A: Without a doubt, as the mother of three teenage sons, my favorite woman is Noah’s wife. As I clean bathrooms, cook meals, and take care of my family I often think of how her steadfastness on the ark allowed for God’s plan to unfold. I firmly believe that she teaches us that there is beauty and grace in our everyday living. She is the epitome of the message that each and every one of us has a role to fill. She reminds me that fame and fortune are things the world values but not our Lord. Along with Noah’s wife, I am also inspired by Shiphrah and Puah. These women literally put their lives on the line to respond to God’s natural law put upon their hearts. They, too, remind me that God’s ways are not my ways and that He still expects me to respond to His call upon my life, even when it is contrary to the messages of the world.
While these are very special and dear women to me, I have certainly come to see that all the women in Scripture speak to me during different times in my life, as I believe they do to all women today. God has made sure that, wherever we are in our journey, there is someone whose life, when contemplated on, allows us to find a richer, deeper meaning in ours than we would have otherwise. So, whether we are in a powerful position like Queen Esther or are in a redemptive capacity like Ruth, we are never without a revelation from God.
Q: What research and spiritual guidance went into your writing of this book? What did you take away from the process of living with these women of Scripture in your faith life and of writing this book?
A: This book started out as a personal exploration of my own worth in God’s eyes. I often found myself in quiet despair over so many of the mixed messages that were being given to me, and to women in general, and really wanted to return to the true source of wisdom: Scripture. Additionally, I witnessed, year after year, the angst that so many of my young female students experienced. I knew that their lives, and women’s lives, were not intended to be confusing or unsettling, but rather challenging and yet joyful. And so I read through Scripture with a voracious appetite to understand God’s will and plan for me.
As I read I found myself experiencing epiphanies over and over again. As I contemplated Noah’s wife cleaning stalls, cooking food, and no doubt being sea-sick from the torrential rains and smell of animals I realized that, on a smaller but yet just as significant scale, that was me! I saw how it also represented many of my friends who were at a time in their lives where caring for their families, friends, and neighbors seemed menial but must certainly be magnificent in God’s plans.

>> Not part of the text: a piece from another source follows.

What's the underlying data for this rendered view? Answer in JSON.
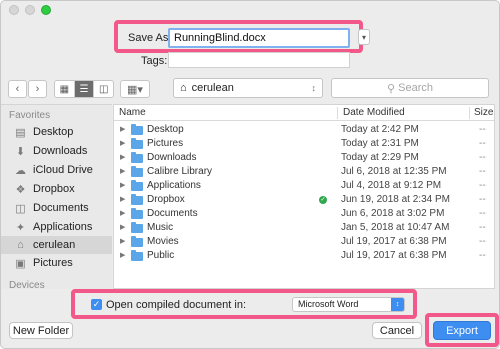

In those months when I couldn’t put Scripture down, I clearly saw the reality of these women and found great peace in their stories. I loved that Sarah could be jealous of Hagar; it made me feel more accepting of my own flaws as I worked to overcome them. I relished the fact that Zipporah’s marriage was anything other than what she probably imagined. I especially embraced the realization that if she had not supported Moses in his calling, God’s plan could not have unfolded. God counted on Zipporah as much as He did on Moses. The impact of meditating upon Deborah as a prophetess, judge, and warrior was astounding. The power of Queen Esther was exhilarating. I found new meaning in how I supported and helped others because I knew, without a doubt, that I made a difference in His kingdom. God’s plan for women became incredibly exciting and not at all suffocating, as so many secular messages seemed to say. It was obvious that there would be a gaping hole in God’s plan if women abandoned how He was calling them and followed false messages. I wanted to shout from the rooftops that a woman’s worth, in God’s eyes, was so immense that nothing should cloud that realization for us. And so I began the book: Reclaiming Your Christian Self in a Secular World: A Woman’s Worth.
Q: Are there any additional thoughts or comments you’d like to share with our readers?
[Originally published 2006]
(© 2011 Lisa Hendey)